* [Work required]: Every picture is to be removed, and all the data is to be copied exactly.

* [Listed entries]:
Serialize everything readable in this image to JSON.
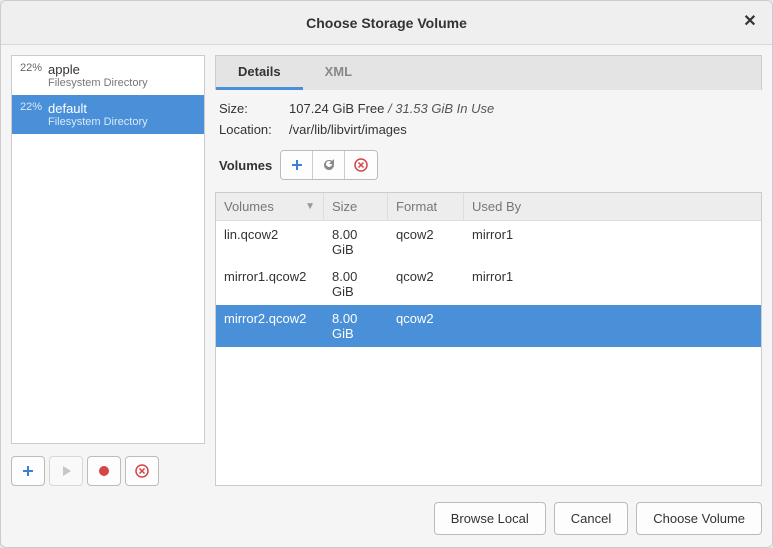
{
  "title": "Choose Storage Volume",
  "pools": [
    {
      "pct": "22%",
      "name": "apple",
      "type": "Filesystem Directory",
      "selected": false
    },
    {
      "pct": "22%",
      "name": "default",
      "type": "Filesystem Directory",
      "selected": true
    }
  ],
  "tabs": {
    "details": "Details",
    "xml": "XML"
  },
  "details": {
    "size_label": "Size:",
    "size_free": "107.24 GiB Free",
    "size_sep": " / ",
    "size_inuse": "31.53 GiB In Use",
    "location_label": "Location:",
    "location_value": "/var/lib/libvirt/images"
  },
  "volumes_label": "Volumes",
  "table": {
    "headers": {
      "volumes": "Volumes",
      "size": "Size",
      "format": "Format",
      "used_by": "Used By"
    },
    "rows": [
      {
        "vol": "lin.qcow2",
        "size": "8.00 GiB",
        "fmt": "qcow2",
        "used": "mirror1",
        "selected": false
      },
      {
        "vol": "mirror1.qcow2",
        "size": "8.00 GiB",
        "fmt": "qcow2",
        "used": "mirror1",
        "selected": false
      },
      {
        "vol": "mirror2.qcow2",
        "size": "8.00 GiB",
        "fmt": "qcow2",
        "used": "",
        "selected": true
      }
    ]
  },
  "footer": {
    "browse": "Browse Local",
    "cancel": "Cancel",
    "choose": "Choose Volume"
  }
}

* [Your response]:
Serialize everything readable in this image to JSON.
{
  "title": "Choose Storage Volume",
  "pools": [
    {
      "pct": "22%",
      "name": "apple",
      "type": "Filesystem Directory",
      "selected": false
    },
    {
      "pct": "22%",
      "name": "default",
      "type": "Filesystem Directory",
      "selected": true
    }
  ],
  "tabs": {
    "details": "Details",
    "xml": "XML"
  },
  "details": {
    "size_label": "Size:",
    "size_free": "107.24 GiB Free",
    "size_sep": " / ",
    "size_inuse": "31.53 GiB In Use",
    "location_label": "Location:",
    "location_value": "/var/lib/libvirt/images"
  },
  "volumes_label": "Volumes",
  "table": {
    "headers": {
      "volumes": "Volumes",
      "size": "Size",
      "format": "Format",
      "used_by": "Used By"
    },
    "rows": [
      {
        "vol": "lin.qcow2",
        "size": "8.00 GiB",
        "fmt": "qcow2",
        "used": "mirror1",
        "selected": false
      },
      {
        "vol": "mirror1.qcow2",
        "size": "8.00 GiB",
        "fmt": "qcow2",
        "used": "mirror1",
        "selected": false
      },
      {
        "vol": "mirror2.qcow2",
        "size": "8.00 GiB",
        "fmt": "qcow2",
        "used": "",
        "selected": true
      }
    ]
  },
  "footer": {
    "browse": "Browse Local",
    "cancel": "Cancel",
    "choose": "Choose Volume"
  }
}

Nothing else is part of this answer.